What this task involves:
Could the data underneath be repeated exactly, in full?
**** Input ****
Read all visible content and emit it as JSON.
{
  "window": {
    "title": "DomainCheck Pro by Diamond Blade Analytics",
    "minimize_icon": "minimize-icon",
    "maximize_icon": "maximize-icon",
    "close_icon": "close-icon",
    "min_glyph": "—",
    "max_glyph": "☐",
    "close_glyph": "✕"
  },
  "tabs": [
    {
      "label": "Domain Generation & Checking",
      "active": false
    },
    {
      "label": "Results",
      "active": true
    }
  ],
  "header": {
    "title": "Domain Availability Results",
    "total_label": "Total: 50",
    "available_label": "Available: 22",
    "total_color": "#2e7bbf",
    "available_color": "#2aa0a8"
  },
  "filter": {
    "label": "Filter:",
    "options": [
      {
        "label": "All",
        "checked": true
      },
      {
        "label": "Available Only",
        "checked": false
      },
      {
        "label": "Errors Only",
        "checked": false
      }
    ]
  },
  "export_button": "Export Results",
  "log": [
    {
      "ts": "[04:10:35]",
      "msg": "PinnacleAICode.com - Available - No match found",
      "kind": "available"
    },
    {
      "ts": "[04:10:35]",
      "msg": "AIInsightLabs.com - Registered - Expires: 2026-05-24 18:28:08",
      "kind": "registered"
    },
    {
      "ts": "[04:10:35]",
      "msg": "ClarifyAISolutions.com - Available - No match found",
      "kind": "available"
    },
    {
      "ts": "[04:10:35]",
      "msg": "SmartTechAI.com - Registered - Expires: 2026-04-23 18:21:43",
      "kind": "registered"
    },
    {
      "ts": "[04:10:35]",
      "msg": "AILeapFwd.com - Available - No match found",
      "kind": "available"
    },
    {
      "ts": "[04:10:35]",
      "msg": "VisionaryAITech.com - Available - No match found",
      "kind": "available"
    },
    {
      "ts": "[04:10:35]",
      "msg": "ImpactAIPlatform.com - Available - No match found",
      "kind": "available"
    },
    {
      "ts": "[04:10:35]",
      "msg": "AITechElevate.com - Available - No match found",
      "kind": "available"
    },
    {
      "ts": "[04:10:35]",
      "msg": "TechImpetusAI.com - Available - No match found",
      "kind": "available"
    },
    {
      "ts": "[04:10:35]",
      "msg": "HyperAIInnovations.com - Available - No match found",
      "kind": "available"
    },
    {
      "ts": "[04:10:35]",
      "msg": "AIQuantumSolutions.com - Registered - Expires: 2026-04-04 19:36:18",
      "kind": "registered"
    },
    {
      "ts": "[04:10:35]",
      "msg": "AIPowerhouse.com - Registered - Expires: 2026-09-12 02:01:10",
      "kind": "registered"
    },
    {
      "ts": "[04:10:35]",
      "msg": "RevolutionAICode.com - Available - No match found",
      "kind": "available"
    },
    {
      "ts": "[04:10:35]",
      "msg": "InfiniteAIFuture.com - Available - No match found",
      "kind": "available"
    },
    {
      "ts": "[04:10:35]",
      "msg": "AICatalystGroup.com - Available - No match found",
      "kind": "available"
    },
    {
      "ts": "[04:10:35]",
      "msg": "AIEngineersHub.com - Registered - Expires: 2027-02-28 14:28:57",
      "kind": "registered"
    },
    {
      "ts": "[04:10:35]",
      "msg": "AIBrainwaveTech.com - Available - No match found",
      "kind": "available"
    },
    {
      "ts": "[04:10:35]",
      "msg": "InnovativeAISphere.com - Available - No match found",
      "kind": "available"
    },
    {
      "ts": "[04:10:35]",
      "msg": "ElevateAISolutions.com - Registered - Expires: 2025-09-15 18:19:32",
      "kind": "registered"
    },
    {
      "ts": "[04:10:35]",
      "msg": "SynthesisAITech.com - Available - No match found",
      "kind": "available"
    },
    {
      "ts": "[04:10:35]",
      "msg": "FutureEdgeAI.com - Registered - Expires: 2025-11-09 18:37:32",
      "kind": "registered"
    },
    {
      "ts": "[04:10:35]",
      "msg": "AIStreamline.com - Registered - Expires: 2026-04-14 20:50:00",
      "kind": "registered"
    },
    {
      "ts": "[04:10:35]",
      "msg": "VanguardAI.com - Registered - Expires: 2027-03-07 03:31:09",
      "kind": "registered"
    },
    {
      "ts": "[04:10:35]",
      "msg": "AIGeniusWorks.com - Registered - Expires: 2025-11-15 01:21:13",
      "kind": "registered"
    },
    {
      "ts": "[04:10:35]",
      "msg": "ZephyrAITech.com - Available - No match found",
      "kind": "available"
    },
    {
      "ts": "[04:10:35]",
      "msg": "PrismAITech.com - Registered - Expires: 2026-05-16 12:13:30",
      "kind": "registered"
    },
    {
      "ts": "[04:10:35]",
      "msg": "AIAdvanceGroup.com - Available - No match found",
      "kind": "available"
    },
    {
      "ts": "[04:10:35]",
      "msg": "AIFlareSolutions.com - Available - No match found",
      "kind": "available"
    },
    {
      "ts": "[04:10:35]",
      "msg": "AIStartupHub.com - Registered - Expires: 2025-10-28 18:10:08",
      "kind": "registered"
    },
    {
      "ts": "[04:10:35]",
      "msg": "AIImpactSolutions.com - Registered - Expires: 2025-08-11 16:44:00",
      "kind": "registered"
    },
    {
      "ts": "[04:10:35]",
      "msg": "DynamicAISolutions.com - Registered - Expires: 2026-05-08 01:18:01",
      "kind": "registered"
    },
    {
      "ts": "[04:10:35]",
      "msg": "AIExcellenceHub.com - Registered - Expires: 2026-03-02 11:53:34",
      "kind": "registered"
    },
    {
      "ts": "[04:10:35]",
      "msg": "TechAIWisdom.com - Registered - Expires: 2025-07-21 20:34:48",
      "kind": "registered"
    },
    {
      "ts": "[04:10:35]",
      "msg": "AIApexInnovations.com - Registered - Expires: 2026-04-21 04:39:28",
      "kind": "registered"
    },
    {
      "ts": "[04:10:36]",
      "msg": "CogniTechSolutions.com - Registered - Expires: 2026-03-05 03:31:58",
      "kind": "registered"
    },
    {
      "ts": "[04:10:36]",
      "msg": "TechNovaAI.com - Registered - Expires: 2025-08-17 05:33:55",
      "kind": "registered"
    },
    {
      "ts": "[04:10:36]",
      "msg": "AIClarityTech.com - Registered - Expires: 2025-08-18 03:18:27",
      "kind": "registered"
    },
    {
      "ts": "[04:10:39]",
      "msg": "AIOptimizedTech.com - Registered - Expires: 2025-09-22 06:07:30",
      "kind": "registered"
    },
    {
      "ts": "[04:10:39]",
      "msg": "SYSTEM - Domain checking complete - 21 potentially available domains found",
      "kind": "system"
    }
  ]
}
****
Result of this exercise:
Read all visible content and emit it as JSON.
{
  "window": {
    "title": "DomainCheck Pro by Diamond Blade Analytics",
    "minimize_icon": "minimize-icon",
    "maximize_icon": "maximize-icon",
    "close_icon": "close-icon",
    "min_glyph": "—",
    "max_glyph": "☐",
    "close_glyph": "✕"
  },
  "tabs": [
    {
      "label": "Domain Generation & Checking",
      "active": false
    },
    {
      "label": "Results",
      "active": true
    }
  ],
  "header": {
    "title": "Domain Availability Results",
    "total_label": "Total: 50",
    "available_label": "Available: 22",
    "total_color": "#2e7bbf",
    "available_color": "#2aa0a8"
  },
  "filter": {
    "label": "Filter:",
    "options": [
      {
        "label": "All",
        "checked": true
      },
      {
        "label": "Available Only",
        "checked": false
      },
      {
        "label": "Errors Only",
        "checked": false
      }
    ]
  },
  "export_button": "Export Results",
  "log": [
    {
      "ts": "[04:10:35]",
      "msg": "PinnacleAICode.com - Available - No match found",
      "kind": "available"
    },
    {
      "ts": "[04:10:35]",
      "msg": "AIInsightLabs.com - Registered - Expires: 2026-05-24 18:28:08",
      "kind": "registered"
    },
    {
      "ts": "[04:10:35]",
      "msg": "ClarifyAISolutions.com - Available - No match found",
      "kind": "available"
    },
    {
      "ts": "[04:10:35]",
      "msg": "SmartTechAI.com - Registered - Expires: 2026-04-23 18:21:43",
      "kind": "registered"
    },
    {
      "ts": "[04:10:35]",
      "msg": "AILeapFwd.com - Available - No match found",
      "kind": "available"
    },
    {
      "ts": "[04:10:35]",
      "msg": "VisionaryAITech.com - Available - No match found",
      "kind": "available"
    },
    {
      "ts": "[04:10:35]",
      "msg": "ImpactAIPlatform.com - Available - No match found",
      "kind": "available"
    },
    {
      "ts": "[04:10:35]",
      "msg": "AITechElevate.com - Available - No match found",
      "kind": "available"
    },
    {
      "ts": "[04:10:35]",
      "msg": "TechImpetusAI.com - Available - No match found",
      "kind": "available"
    },
    {
      "ts": "[04:10:35]",
      "msg": "HyperAIInnovations.com - Available - No match found",
      "kind": "available"
    },
    {
      "ts": "[04:10:35]",
      "msg": "AIQuantumSolutions.com - Registered - Expires: 2026-04-04 19:36:18",
      "kind": "registered"
    },
    {
      "ts": "[04:10:35]",
      "msg": "AIPowerhouse.com - Registered - Expires: 2026-09-12 02:01:10",
      "kind": "registered"
    },
    {
      "ts": "[04:10:35]",
      "msg": "RevolutionAICode.com - Available - No match found",
      "kind": "available"
    },
    {
      "ts": "[04:10:35]",
      "msg": "InfiniteAIFuture.com - Available - No match found",
      "kind": "available"
    },
    {
      "ts": "[04:10:35]",
      "msg": "AICatalystGroup.com - Available - No match found",
      "kind": "available"
    },
    {
      "ts": "[04:10:35]",
      "msg": "AIEngineersHub.com - Registered - Expires: 2027-02-28 14:28:57",
      "kind": "registered"
    },
    {
      "ts": "[04:10:35]",
      "msg": "AIBrainwaveTech.com - Available - No match found",
      "kind": "available"
    },
    {
      "ts": "[04:10:35]",
      "msg": "InnovativeAISphere.com - Available - No match found",
      "kind": "available"
    },
    {
      "ts": "[04:10:35]",
      "msg": "ElevateAISolutions.com - Registered - Expires: 2025-09-15 18:19:32",
      "kind": "registered"
    },
    {
      "ts": "[04:10:35]",
      "msg": "SynthesisAITech.com - Available - No match found",
      "kind": "available"
    },
    {
      "ts": "[04:10:35]",
      "msg": "FutureEdgeAI.com - Registered - Expires: 2025-11-09 18:37:32",
      "kind": "registered"
    },
    {
      "ts": "[04:10:35]",
      "msg": "AIStreamline.com - Registered - Expires: 2026-04-14 20:50:00",
      "kind": "registered"
    },
    {
      "ts": "[04:10:35]",
      "msg": "VanguardAI.com - Registered - Expires: 2027-03-07 03:31:09",
      "kind": "registered"
    },
    {
      "ts": "[04:10:35]",
      "msg": "AIGeniusWorks.com - Registered - Expires: 2025-11-15 01:21:13",
      "kind": "registered"
    },
    {
      "ts": "[04:10:35]",
      "msg": "ZephyrAITech.com - Available - No match found",
      "kind": "available"
    },
    {
      "ts": "[04:10:35]",
      "msg": "PrismAITech.com - Registered - Expires: 2026-05-16 12:13:30",
      "kind": "registered"
    },
    {
      "ts": "[04:10:35]",
      "msg": "AIAdvanceGroup.com - Available - No match found",
      "kind": "available"
    },
    {
      "ts": "[04:10:35]",
      "msg": "AIFlareSolutions.com - Available - No match found",
      "kind": "available"
    },
    {
      "ts": "[04:10:35]",
      "msg": "AIStartupHub.com - Registered - Expires: 2025-10-28 18:10:08",
      "kind": "registered"
    },
    {
      "ts": "[04:10:35]",
      "msg": "AIImpactSolutions.com - Registered - Expires: 2025-08-11 16:44:00",
      "kind": "registered"
    },
    {
      "ts": "[04:10:35]",
      "msg": "DynamicAISolutions.com - Registered - Expires: 2026-05-08 01:18:01",
      "kind": "registered"
    },
    {
      "ts": "[04:10:35]",
      "msg": "AIExcellenceHub.com - Registered - Expires: 2026-03-02 11:53:34",
      "kind": "registered"
    },
    {
      "ts": "[04:10:35]",
      "msg": "TechAIWisdom.com - Registered - Expires: 2025-07-21 20:34:48",
      "kind": "registered"
    },
    {
      "ts": "[04:10:35]",
      "msg": "AIApexInnovations.com - Registered - Expires: 2026-04-21 04:39:28",
      "kind": "registered"
    },
    {
      "ts": "[04:10:36]",
      "msg": "CogniTechSolutions.com - Registered - Expires: 2026-03-05 03:31:58",
      "kind": "registered"
    },
    {
      "ts": "[04:10:36]",
      "msg": "TechNovaAI.com - Registered - Expires: 2025-08-17 05:33:55",
      "kind": "registered"
    },
    {
      "ts": "[04:10:36]",
      "msg": "AIClarityTech.com - Registered - Expires: 2025-08-18 03:18:27",
      "kind": "registered"
    },
    {
      "ts": "[04:10:39]",
      "msg": "AIOptimizedTech.com - Registered - Expires: 2025-09-22 06:07:30",
      "kind": "registered"
    },
    {
      "ts": "[04:10:39]",
      "msg": "SYSTEM - Domain checking complete - 21 potentially available domains found",
      "kind": "system"
    }
  ]
}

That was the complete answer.